The Definitions and Challenges of Ebd

1514 WordsAug 25, 20137 Pages
Running Head: EBD CHARACTERISTICS The Definitions and Challenges of EBD Phillip L Lyde SPE 558 Professor Gregory Hungerford December 5, 2012 Introduction Today’s student population can perhaps be summed up in one word: stimulating. The classroom environment is ever-changing the scope of the paradigm in which academic achievement is considered. The special education (SPED) environment is no exception. In accordance with the No Child Left Behind Act (NCLB) and the Individuals with Disabilities Education Act of 2004 (IDEA), the assumption that resources adequately meet the changes in SPED programs is perhaps more common than not; however, vague disabilities, such as emotional-behavioral disorders (EBDs), are often under-detected…show more content…

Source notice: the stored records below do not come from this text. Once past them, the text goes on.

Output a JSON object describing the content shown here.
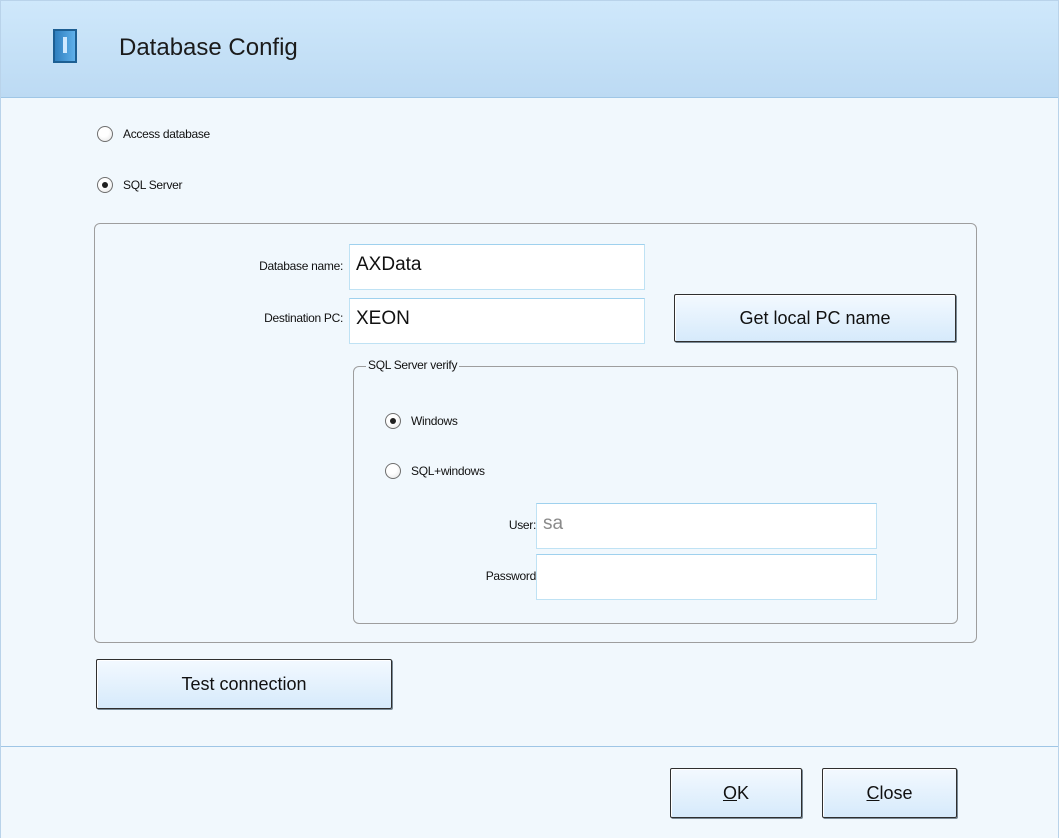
{
  "window": {
    "title": "Database Config",
    "icon": "door-icon"
  },
  "db_type": {
    "options": [
      {
        "label": "Access database",
        "checked": false
      },
      {
        "label": "SQL Server",
        "checked": true
      }
    ]
  },
  "connection": {
    "db_name_label": "Database name:",
    "db_name_value": "AXData",
    "dest_pc_label": "Destination PC:",
    "dest_pc_value": "XEON",
    "get_local_pc_button": "Get local PC name"
  },
  "verify": {
    "legend": "SQL Server verify",
    "options": [
      {
        "label": "Windows",
        "checked": true
      },
      {
        "label": "SQL+windows",
        "checked": false
      }
    ],
    "user_label": "User:",
    "user_value": "sa",
    "password_label": "Password",
    "password_value": ""
  },
  "actions": {
    "test_connection": "Test connection",
    "ok_mnemonic": "O",
    "ok_rest": "K",
    "close_mnemonic": "C",
    "close_rest": "lose"
  }
}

Each member is necessary for the benefit of the student’s needs, as they each contribute insight and resources in a cooperative effort. Synopsis of EBD Definitions and Challenges In orchestrating a sound plan of action for the student, the SPED team had a number of issues that reflected a consensus to which disabilities were being considered, if at all. For instance, one of the most important items was the fact of whether the student actually suffered from any emotional or behavioral traits that affected his learning and social development. One discussion question that arose was the fact that, according to Dictionary.com (as cited by Lyde, 2012), “a disability is described as ‘a physical or mental handicap, especially one that prevents a person from living a full, normal life or from holding a gainful job’ [Dictionary.com, 2012 (as cited by Lyde DQ 2, 2012, ¶1)]; how does the SPED team determine its frequency of occurrence, if it the student does not display certain traits consistently? Also, to what degree would an EBD be considered proof of need? Classifying EBDs is dependent on the interpretation to reason; that is, the competence of the SPED team will ultimately impact the student’s need as legislation has to support its reasoning. Yell et al. (2009) contend that “students with EBD make up a diverse group of students who
Open Document